Quantum computing is well into its second decade of hype with little progress being made. Computer chip companies have continued to optimize available physics and have left the quantum kind to the academic sandbox. It's not stable long enough to make calculations.

Perhaps what is needed is an intermediary to transmit information, say researchers at the Okinawa Institute of Science and Technology Graduate University (OIST).

A study in Physical Review Letters concedes that quantum computing only needs thousandths of a second, but notes that the particles involved are so small that they are easily influenced by their surroundings. If the motion of the particles is disturbed, even a little, it throws off the whole calculation. Nuclei may help in quantum memory because they are not easily influenced by their surroundings, but that also makes them extremely difficult to manipulate.

Instead of trying control the nucleus directly, researchers in a new paper focused on a “middle man” of sorts – the electrons orbiting the nucleus.

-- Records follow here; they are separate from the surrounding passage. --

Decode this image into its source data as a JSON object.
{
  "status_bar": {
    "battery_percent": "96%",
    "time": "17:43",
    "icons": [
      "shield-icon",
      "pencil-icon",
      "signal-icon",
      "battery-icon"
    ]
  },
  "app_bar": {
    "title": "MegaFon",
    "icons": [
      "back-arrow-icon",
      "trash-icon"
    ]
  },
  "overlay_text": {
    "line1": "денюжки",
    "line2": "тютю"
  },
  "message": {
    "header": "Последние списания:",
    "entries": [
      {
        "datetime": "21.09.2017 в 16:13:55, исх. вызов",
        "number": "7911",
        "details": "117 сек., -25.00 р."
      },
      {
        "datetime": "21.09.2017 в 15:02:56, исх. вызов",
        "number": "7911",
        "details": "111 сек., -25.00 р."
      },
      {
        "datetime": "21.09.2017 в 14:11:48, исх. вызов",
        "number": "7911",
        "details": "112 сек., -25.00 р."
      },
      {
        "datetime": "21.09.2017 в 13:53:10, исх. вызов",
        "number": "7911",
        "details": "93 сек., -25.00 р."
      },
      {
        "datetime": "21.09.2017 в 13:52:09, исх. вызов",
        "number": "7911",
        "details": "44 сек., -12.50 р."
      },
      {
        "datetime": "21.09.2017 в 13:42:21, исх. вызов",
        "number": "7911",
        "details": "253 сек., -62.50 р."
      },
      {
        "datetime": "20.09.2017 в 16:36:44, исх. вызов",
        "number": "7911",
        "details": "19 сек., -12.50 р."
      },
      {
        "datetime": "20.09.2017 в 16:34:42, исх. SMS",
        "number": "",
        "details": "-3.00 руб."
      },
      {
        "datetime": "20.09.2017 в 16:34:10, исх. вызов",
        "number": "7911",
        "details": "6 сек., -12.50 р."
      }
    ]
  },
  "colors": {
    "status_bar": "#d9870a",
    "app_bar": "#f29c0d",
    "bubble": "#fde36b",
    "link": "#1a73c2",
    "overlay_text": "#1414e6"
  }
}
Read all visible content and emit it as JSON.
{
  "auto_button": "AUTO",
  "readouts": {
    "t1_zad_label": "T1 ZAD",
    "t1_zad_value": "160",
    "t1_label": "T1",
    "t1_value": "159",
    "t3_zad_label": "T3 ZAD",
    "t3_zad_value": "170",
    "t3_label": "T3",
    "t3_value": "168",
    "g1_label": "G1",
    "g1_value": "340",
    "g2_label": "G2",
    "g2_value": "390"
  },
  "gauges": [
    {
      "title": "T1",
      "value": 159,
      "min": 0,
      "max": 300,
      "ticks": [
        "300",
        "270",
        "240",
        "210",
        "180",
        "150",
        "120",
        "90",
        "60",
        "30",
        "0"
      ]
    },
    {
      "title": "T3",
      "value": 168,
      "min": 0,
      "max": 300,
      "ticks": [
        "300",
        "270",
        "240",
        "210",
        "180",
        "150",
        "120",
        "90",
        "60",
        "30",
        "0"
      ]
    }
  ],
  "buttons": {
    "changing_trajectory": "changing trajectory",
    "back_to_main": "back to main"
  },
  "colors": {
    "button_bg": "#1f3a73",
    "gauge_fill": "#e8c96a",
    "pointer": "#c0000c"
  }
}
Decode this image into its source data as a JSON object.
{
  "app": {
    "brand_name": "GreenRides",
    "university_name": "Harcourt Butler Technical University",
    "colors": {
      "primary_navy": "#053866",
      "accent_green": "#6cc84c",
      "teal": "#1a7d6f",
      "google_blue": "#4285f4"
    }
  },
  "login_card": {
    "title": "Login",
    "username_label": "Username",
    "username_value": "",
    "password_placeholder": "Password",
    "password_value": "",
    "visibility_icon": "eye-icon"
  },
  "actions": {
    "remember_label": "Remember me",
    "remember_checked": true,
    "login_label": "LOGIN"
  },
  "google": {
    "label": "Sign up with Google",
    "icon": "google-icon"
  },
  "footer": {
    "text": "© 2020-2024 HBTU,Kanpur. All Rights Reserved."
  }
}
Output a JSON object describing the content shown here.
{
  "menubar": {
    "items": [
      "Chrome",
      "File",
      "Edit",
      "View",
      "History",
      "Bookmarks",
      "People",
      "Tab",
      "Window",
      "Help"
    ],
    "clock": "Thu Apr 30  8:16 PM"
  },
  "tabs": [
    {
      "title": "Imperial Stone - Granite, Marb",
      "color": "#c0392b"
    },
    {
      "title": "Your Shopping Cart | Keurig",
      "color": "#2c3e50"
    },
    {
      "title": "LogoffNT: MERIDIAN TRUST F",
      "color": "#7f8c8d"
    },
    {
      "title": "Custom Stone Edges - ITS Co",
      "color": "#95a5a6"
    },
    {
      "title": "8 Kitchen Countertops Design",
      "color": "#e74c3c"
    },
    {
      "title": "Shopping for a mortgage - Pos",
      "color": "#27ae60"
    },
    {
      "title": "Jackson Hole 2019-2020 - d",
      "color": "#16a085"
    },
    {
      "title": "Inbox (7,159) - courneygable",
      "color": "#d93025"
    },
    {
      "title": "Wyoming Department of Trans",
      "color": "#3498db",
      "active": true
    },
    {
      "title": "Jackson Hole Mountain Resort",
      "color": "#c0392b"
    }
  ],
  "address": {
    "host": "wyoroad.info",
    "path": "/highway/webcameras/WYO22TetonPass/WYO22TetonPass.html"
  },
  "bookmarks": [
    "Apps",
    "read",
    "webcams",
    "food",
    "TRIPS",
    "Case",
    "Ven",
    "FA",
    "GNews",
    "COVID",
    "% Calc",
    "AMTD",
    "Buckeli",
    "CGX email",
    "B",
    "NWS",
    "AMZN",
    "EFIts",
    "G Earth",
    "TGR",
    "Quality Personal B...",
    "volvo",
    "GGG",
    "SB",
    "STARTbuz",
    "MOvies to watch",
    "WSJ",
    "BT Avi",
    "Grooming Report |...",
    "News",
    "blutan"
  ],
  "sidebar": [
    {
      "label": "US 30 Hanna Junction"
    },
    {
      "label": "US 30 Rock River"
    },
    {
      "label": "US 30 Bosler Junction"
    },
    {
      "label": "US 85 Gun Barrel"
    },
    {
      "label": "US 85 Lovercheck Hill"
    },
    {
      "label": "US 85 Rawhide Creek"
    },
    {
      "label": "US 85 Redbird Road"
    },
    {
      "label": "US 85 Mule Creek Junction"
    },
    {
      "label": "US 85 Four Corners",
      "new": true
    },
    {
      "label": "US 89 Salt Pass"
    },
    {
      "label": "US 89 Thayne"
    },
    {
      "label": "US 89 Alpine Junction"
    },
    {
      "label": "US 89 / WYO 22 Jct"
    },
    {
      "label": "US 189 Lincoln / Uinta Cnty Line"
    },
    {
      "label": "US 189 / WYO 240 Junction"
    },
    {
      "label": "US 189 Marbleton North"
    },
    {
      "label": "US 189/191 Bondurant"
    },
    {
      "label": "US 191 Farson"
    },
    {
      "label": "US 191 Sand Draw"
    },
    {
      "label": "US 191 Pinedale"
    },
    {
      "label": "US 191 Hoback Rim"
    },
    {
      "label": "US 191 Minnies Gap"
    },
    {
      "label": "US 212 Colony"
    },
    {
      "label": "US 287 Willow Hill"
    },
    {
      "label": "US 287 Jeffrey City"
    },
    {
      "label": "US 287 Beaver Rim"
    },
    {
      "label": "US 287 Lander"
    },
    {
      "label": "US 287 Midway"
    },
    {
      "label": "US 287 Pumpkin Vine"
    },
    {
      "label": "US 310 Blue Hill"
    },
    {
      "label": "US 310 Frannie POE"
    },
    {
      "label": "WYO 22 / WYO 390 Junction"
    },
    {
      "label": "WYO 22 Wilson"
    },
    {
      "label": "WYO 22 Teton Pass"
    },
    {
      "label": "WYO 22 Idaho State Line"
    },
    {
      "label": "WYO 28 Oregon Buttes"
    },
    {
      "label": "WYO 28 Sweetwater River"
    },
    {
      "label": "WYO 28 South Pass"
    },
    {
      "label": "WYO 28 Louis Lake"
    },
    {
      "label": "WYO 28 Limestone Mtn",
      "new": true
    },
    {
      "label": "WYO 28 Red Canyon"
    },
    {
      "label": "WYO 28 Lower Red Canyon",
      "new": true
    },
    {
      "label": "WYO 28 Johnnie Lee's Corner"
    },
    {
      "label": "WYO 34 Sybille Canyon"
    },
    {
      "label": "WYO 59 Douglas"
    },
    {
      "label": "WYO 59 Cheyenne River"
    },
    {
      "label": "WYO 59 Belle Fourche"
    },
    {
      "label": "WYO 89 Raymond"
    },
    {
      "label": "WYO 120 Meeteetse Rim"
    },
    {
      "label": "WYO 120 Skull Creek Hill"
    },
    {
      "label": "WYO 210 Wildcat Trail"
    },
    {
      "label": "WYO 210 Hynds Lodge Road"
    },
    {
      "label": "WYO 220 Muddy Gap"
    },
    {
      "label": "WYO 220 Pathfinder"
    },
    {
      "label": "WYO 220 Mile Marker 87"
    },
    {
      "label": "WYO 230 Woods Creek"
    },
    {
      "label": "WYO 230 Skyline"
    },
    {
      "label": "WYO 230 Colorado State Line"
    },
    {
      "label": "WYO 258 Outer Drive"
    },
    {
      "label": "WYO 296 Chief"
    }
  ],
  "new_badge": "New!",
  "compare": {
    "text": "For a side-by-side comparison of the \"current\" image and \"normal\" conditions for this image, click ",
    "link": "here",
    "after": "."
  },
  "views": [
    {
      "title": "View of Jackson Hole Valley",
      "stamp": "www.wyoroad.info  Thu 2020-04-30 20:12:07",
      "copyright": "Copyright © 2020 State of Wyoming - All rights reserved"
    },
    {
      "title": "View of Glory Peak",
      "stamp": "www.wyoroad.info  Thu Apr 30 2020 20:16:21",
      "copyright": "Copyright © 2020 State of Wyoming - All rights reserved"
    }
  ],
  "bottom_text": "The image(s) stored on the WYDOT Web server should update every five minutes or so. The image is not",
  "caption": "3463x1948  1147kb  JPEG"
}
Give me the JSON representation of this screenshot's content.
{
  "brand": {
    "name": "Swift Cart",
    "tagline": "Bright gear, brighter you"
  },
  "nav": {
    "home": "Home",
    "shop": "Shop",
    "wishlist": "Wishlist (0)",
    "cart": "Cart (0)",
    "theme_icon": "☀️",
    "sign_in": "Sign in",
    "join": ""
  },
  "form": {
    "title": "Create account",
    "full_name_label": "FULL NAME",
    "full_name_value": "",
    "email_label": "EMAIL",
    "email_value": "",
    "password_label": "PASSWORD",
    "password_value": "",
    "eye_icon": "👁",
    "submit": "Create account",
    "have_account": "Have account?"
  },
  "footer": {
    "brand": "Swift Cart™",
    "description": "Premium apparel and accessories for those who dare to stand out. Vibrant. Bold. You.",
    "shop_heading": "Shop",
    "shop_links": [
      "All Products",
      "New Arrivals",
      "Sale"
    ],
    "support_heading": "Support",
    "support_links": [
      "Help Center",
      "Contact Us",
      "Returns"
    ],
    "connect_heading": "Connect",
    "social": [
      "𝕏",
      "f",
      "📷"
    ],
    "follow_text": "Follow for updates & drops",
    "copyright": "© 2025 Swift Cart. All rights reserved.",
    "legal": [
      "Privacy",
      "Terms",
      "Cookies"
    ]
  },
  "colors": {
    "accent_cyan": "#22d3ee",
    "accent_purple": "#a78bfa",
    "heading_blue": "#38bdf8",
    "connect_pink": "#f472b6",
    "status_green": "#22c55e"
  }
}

The nucleus has a tiny internal magnet, called a “magnetic moment,” and the electrons orbiting around it also have magnetic moments that are about 1,000 times larger. Those magnets interact with each other - the hyperfine interaction, which is stronger in some materials than others. The researchers found that a crystal made of manganese and some other elements has a strong hyperfine interaction. This enabled them to manipulate the nuclei by first targeting the electrons. Information in quantum computing is conveyed by photons, which are individual particles of light, which also make up other nonvisible electromagnetic waves, such as ultraviolet and microwaves.

Manganese carbonate crystal. Credit: OIST

The information transmitted is actually the quantum state of the photon. The quantum state of the photon needs to be transferred to another particle so it will last long enough for the computation to take place. In this experiment, the researchers beamed microwaves through a manganese carbonate crystal. The magnetic field of the microwaves interacted with the magnetic moments of the electrons that are orbiting around the nuclei of the manganese atoms. The electrons’ movements started to change, which in turn altered the movement of the nuclei because they are connected by the hyperfine interaction. The quantum state of the microwave photon was transferred to the nuclei when the nuclei’s internal magnets flipped to point in the opposite direction.

This all has to happen very quickly before the quantum state of the photon changes. To transmit the information and flip the nuclei fast enough, there has to be a strong connection between the microwaves and nuclei via the electrons.

Next, the team plans to cool down the system to nearly -273 C, or -500 F, to see if they can strengthen the connection and extend the time information can be stored by minimizing temperature fluctuations.  

Citation: L. V. Abdurakhimov, Yu. M. Bunkov, and D. Konstantinov, "Normal-Mode Splitting in the Coupled System of Hybridized Nuclear Magnons and Microwave Photons", Phys. Rev. Lett. 114, 226402 – 3 June 2015 DOIL 10.1103/PhysRevLett.114.226402